Start of DATASET RECORDS

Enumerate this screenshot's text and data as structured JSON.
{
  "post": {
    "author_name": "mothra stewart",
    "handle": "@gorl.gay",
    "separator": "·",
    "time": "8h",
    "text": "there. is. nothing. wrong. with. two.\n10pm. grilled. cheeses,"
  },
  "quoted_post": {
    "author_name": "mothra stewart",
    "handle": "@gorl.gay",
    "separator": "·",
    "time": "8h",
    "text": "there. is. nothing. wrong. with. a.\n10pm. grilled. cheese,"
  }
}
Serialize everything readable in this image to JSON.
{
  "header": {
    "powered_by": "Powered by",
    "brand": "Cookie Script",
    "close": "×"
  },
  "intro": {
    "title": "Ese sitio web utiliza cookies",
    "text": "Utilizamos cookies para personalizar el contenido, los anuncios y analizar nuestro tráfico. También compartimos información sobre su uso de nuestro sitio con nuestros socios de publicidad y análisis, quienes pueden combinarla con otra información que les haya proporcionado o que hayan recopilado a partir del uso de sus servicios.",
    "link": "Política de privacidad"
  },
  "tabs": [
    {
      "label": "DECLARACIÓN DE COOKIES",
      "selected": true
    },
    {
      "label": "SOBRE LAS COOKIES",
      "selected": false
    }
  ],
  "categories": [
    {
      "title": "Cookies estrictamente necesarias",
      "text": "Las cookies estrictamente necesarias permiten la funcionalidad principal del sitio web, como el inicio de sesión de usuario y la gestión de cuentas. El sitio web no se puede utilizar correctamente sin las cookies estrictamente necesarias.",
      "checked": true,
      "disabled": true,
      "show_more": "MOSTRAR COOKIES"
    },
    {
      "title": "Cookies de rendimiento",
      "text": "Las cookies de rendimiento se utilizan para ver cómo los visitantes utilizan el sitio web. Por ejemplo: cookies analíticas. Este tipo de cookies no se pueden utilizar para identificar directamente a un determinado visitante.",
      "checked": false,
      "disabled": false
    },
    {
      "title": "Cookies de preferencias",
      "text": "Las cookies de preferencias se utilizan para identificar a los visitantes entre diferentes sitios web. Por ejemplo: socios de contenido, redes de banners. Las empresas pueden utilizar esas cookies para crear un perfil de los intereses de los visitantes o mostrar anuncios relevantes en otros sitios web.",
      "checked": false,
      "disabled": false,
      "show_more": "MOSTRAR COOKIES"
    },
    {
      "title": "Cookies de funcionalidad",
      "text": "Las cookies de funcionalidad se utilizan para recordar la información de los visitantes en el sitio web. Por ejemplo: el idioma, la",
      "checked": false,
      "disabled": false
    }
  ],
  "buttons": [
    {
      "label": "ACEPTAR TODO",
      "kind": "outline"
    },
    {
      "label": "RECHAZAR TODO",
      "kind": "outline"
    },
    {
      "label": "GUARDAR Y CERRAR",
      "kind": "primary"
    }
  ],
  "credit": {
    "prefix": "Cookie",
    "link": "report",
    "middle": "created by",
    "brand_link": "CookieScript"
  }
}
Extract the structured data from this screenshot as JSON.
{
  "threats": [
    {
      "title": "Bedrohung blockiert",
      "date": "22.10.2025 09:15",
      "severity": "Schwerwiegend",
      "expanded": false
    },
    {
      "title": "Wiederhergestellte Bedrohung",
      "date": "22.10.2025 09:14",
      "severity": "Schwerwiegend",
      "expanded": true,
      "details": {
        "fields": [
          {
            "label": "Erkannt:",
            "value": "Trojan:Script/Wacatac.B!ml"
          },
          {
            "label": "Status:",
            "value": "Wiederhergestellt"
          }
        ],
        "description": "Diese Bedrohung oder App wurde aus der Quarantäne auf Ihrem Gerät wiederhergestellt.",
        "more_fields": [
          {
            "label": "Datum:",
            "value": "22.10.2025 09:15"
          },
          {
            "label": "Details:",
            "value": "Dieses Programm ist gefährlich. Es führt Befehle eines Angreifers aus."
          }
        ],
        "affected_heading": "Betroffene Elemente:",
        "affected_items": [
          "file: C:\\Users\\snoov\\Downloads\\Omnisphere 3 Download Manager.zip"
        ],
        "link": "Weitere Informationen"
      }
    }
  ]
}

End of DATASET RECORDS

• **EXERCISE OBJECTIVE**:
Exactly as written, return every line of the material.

• **EXPECTED OUTPUT**:
Enumerate this screenshot's text and data as structured JSON.
{
  "post": {
    "author_name": "mothra stewart",
    "handle": "@gorl.gay",
    "separator": "·",
    "time": "8h",
    "text": "there. is. nothing. wrong. with. two.\n10pm. grilled. cheeses,"
  },
  "quoted_post": {
    "author_name": "mothra stewart",
    "handle": "@gorl.gay",
    "separator": "·",
    "time": "8h",
    "text": "there. is. nothing. wrong. with. a.\n10pm. grilled. cheese,"
  }
}
Serialize everything readable in this image to JSON.
{
  "header": {
    "powered_by": "Powered by",
    "brand": "Cookie Script",
    "close": "×"
  },
  "intro": {
    "title": "Ese sitio web utiliza cookies",
    "text": "Utilizamos cookies para personalizar el contenido, los anuncios y analizar nuestro tráfico. También compartimos información sobre su uso de nuestro sitio con nuestros socios de publicidad y análisis, quienes pueden combinarla con otra información que les haya proporcionado o que hayan recopilado a partir del uso de sus servicios.",
    "link": "Política de privacidad"
  },
  "tabs": [
    {
      "label": "DECLARACIÓN DE COOKIES",
      "selected": true
    },
    {
      "label": "SOBRE LAS COOKIES",
      "selected": false
    }
  ],
  "categories": [
    {
      "title": "Cookies estrictamente necesarias",
      "text": "Las cookies estrictamente necesarias permiten la funcionalidad principal del sitio web, como el inicio de sesión de usuario y la gestión de cuentas. El sitio web no se puede utilizar correctamente sin las cookies estrictamente necesarias.",
      "checked": true,
      "disabled": true,
      "show_more": "MOSTRAR COOKIES"
    },
    {
      "title": "Cookies de rendimiento",
      "text": "Las cookies de rendimiento se utilizan para ver cómo los visitantes utilizan el sitio web. Por ejemplo: cookies analíticas. Este tipo de cookies no se pueden utilizar para identificar directamente a un determinado visitante.",
      "checked": false,
      "disabled": false
    },
    {
      "title": "Cookies de preferencias",
      "text": "Las cookies de preferencias se utilizan para identificar a los visitantes entre diferentes sitios web. Por ejemplo: socios de contenido, redes de banners. Las empresas pueden utilizar esas cookies para crear un perfil de los intereses de los visitantes o mostrar anuncios relevantes en otros sitios web.",
      "checked": false,
      "disabled": false,
      "show_more": "MOSTRAR COOKIES"
    },
    {
      "title": "Cookies de funcionalidad",
      "text": "Las cookies de funcionalidad se utilizan para recordar la información de los visitantes en el sitio web. Por ejemplo: el idioma, la",
      "checked": false,
      "disabled": false
    }
  ],
  "buttons": [
    {
      "label": "ACEPTAR TODO",
      "kind": "outline"
    },
    {
      "label": "RECHAZAR TODO",
      "kind": "outline"
    },
    {
      "label": "GUARDAR Y CERRAR",
      "kind": "primary"
    }
  ],
  "credit": {
    "prefix": "Cookie",
    "link": "report",
    "middle": "created by",
    "brand_link": "CookieScript"
  }
}
Extract the structured data from this screenshot as JSON.
{
  "threats": [
    {
      "title": "Bedrohung blockiert",
      "date": "22.10.2025 09:15",
      "severity": "Schwerwiegend",
      "expanded": false
    },
    {
      "title": "Wiederhergestellte Bedrohung",
      "date": "22.10.2025 09:14",
      "severity": "Schwerwiegend",
      "expanded": true,
      "details": {
        "fields": [
          {
            "label": "Erkannt:",
            "value": "Trojan:Script/Wacatac.B!ml"
          },
          {
            "label": "Status:",
            "value": "Wiederhergestellt"
          }
        ],
        "description": "Diese Bedrohung oder App wurde aus der Quarantäne auf Ihrem Gerät wiederhergestellt.",
        "more_fields": [
          {
            "label": "Datum:",
            "value": "22.10.2025 09:15"
          },
          {
            "label": "Details:",
            "value": "Dieses Programm ist gefährlich. Es führt Befehle eines Angreifers aus."
          }
        ],
        "affected_heading": "Betroffene Elemente:",
        "affected_items": [
          "file: C:\\Users\\snoov\\Downloads\\Omnisphere 3 Download Manager.zip"
        ],
        "link": "Weitere Informationen"
      }
    }
  ]
}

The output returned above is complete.